International cuisine has a difference in the dining experience. Now is the time to personalize what you've learned to get the best condiment; detect an error in the service, among other cooking skills. How do you ensure that you create a balance in the various condiments? Can you detect a specific flavor just by the scent? Can you tip a baker once you see an error in their cakes? All of this has to do with cooking skills. Hard skills are concrete skills that are specific to your job and that are required for you to actually be able to do your job.
For example, if you're a chef, cooking would be a difficult skill. Or if you're a computer programmer, programming would be a difficult skill. Hard skills, or technical skills, are those learned through education, training, and life experiences on specific topics. Examples of hard skills are culinary experience, computer programming, and command of the world's languages.
Social skills are character skills and personality traits that reflect how you work in general, with others and for yourself. As a chef, you have total control and mastery of the kitchen; there are special skills, hard and soft skills ideal for a perfect chef. Hard skills are technical experience gained from school and on-the-job experiences, while soft skills are personal attributes that are useful in social interaction with other staff members. Instead, employers often have to wait until an interview or until the first few weeks at work to get a good idea of your social skills.
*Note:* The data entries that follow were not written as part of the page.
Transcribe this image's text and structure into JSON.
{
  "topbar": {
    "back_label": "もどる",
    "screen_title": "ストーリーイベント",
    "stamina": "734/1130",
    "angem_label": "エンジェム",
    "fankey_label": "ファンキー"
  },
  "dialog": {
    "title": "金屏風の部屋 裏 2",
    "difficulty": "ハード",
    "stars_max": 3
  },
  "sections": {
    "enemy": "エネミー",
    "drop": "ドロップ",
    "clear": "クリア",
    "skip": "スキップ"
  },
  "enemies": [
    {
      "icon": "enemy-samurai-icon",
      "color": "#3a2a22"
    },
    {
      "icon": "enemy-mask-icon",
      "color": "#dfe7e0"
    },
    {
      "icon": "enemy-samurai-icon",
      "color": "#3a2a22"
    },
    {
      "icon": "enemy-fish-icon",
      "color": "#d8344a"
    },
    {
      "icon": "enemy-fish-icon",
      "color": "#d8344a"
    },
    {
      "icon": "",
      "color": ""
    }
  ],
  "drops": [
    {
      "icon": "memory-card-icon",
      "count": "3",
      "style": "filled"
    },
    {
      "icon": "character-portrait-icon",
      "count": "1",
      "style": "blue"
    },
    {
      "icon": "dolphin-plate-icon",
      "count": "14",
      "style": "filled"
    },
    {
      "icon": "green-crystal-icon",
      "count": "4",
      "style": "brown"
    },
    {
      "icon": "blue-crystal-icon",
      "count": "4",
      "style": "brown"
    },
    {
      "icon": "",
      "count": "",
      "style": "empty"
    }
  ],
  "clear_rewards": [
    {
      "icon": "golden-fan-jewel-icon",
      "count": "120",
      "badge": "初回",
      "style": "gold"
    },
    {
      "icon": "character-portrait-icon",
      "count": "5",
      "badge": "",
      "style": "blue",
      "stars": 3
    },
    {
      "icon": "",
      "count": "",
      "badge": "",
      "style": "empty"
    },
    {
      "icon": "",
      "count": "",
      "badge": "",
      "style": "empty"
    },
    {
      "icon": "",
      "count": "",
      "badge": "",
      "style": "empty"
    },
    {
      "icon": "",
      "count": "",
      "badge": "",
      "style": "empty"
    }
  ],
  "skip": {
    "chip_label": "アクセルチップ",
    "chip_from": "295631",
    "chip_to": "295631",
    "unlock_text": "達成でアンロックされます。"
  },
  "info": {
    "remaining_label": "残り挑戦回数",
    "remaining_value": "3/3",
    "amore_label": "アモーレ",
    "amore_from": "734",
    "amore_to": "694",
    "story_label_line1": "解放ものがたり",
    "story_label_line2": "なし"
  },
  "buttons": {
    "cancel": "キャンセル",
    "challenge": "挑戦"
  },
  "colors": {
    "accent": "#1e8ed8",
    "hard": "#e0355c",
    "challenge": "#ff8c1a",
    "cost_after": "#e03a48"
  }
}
Despite their differences, you'll need both technical and technical skills if you want to be more employable or succeed in your current job.